    • nonself antigen
  162. Class I MHC proteins inform _______________ of the presence of microorganisms hiding in cells
    • cytotoxic T cells
    • (cytotoxic T cells ignore displayed self-antigens)
  163. Class II MHC proteins bind with
    fragment of exogenous antigens that have engulfed and borken in a phagolysosome
  164. Class II MHC proteins are recognized by
    helper T cells
  165. APCs (most often a ____________) migrate to lymph nodes and other lymphoid tissues to
    • dendritic cell
    • present their antigens to T cells
  166. What are the two steps of T cell activation?
    • Antigen binding
    • Co-stimulation
  167. What is MHC restriction?
    CD4 and CD8 cells bind to different classes of MHC proteins
  168. CD4 cells bind to
    antigen linked to class II MHC proteins of APCs
  169. CD8 cells are activated by
    antigen fragments linked to class I MHC of APCs
  170. Dendritic cells are able to obtain other cells' endogenous antigens by
    • engulfing dying virus-infected or tumor cells
    • importing antigens through temporary gap junctions with infected cells
  171. Co-stimulation requires
    T cell binding to other surface receptors of an APC
  172. Dendritic cells and macrophages produce
    surface B7 proteins when innate defenses are mobilized
  173. Cytokines (interleukin 1 and 2 from APCs or T cells) trigger
    proliferation and differentiation of activated T cell
  174. Without co-stimulation, ___________ occurs and
    • Anergy
    • T cells become tollerant to that antigen
    • are unable to divide
    • do not secrete cytokines
  175. T cells that are activated enlarge, _____________ and form _____________. They also _________ and perform functions according to their _______________
    • proliferate

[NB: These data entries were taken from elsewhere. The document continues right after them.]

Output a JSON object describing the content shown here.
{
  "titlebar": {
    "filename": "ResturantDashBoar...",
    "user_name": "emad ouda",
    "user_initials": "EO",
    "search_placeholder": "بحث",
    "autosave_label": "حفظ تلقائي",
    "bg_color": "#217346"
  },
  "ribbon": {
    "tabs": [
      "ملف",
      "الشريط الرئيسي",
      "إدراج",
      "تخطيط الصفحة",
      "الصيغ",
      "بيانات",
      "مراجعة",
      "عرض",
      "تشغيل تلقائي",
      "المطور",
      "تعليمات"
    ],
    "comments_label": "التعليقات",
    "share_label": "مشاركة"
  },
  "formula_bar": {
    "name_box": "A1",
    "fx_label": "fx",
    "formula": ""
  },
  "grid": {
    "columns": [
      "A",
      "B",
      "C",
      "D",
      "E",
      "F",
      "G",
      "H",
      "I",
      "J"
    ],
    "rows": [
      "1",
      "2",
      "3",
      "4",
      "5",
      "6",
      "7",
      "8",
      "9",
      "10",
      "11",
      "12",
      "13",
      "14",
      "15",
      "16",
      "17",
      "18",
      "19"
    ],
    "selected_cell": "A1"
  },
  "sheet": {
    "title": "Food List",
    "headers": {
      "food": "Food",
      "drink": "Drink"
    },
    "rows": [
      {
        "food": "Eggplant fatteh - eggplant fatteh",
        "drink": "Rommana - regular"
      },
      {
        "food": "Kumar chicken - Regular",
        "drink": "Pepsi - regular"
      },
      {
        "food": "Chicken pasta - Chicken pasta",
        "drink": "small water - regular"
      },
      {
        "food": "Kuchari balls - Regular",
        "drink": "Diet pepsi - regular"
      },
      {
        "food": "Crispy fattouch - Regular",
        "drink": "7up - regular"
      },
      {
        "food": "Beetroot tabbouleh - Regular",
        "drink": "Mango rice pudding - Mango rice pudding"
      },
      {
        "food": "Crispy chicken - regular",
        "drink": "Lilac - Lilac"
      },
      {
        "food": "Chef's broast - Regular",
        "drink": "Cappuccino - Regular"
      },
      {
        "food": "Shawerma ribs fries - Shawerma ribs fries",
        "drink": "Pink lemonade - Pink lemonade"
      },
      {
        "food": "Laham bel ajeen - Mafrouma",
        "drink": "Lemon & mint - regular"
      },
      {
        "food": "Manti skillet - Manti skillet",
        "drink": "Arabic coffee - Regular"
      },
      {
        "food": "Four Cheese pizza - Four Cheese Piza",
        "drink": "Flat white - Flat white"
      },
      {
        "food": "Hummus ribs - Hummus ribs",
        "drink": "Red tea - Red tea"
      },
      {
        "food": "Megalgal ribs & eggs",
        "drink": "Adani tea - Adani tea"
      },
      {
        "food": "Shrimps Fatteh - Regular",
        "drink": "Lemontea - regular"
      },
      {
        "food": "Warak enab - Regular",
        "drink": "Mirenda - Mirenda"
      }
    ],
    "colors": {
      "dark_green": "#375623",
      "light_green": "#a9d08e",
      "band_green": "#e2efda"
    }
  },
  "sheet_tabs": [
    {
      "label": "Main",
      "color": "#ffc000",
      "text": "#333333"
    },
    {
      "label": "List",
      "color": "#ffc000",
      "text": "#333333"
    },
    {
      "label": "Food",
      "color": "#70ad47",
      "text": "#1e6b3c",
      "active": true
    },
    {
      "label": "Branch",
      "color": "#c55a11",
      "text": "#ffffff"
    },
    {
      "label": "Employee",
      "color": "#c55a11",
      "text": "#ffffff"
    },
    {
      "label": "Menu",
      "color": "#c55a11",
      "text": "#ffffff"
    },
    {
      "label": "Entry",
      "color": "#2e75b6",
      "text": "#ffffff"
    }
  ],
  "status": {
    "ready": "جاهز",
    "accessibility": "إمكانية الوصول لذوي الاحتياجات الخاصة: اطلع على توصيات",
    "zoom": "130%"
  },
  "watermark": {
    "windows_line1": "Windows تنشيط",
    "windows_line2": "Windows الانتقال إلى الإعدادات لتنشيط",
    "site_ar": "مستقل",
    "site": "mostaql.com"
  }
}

    • clones
    • differentiate
    • T cell class
  176. Once primed by APC presentation of antigen, helpter T cells (TH)
    • help activate T and B cells
    • Induce T and B cell proliferation
    • Activate macrophages and recruit other immune cells
  177. Helper T cells interact directly with ________
    B cells diplaying antigen fragments bound to MHC II receptors
  178. helper T cells stimulate ____________ to divide more rapidly and begin ____________
    • B cells
    • antibody formation
  179. B cells may be activated without TH cells by
    binding to T cell-independant antigens
  180. Most antigens require _________________ co-stimulation to activate B cells
  181. ________________ cause dendritic cells to express co-stimulatory molecules required for CD8 cell activation
    Helper T cells
  182. Cytotoxic T cells (TC) directly
    Where are they found?
    • attack and kill other cells
    • Blood, lymph and lymphoid organs
  183. Targets of cytotoxic T cells are
    • virus-infected cells
    • cells with intracellular bacteria or parasites
    • cancer cells
    • foreign cells (transfusions and transplants)
  184. Cytotoxic T cells bind to ____________ and can destroy _____________-
    • a self-nonself complex
    • all infected or abnormal cells
  185. Describe mechanisms cytotoxic cells use to kill
    • Tc cells releases perforins and granzymes by exoctytosis
    • Perforins create pores through which granzymes enter the target cell
    • Granzymes stimulate apoptosis
  186. What are the abnormal signs recognized by NK cells
    • Lack of class I MHC
    • antibody coating a target cell
    • different surface marker on stressed cells
  187. NK cells use the same mechanisms as __________ for killing their targets
    Tc cells
  188. Regulatory T cells (TReg) dampen the immune response by
    direct contact or by inhibiting cytokines
  189. TReg is important in
    preventing autoimmune reactions
  190. Multiple sclerosis, myasthenia gravis, Grave's disease, type I diabetes mellitus, systemic lupus erythematosus (SLE), glomerulonephritis, and rheumatoid arthritis are examples of
    Autoimmune diseases
  191. What is the first mechanism of an autoimmune disease?
    Foreign antigens may resemble self-antigens
  192. What is the second mechanism of an autoimmune disease?
    New self-antigens may appear, generated by gene mutations and changes in self-antigens by hapten attachment or as a result of infectious damage
  193. What is the third mechanism of an autoimmune disease?
    Release of novel self-antigens by trauma of a barrier (ex. the blood brain barrier)
Card Set
A&P 2
Immune System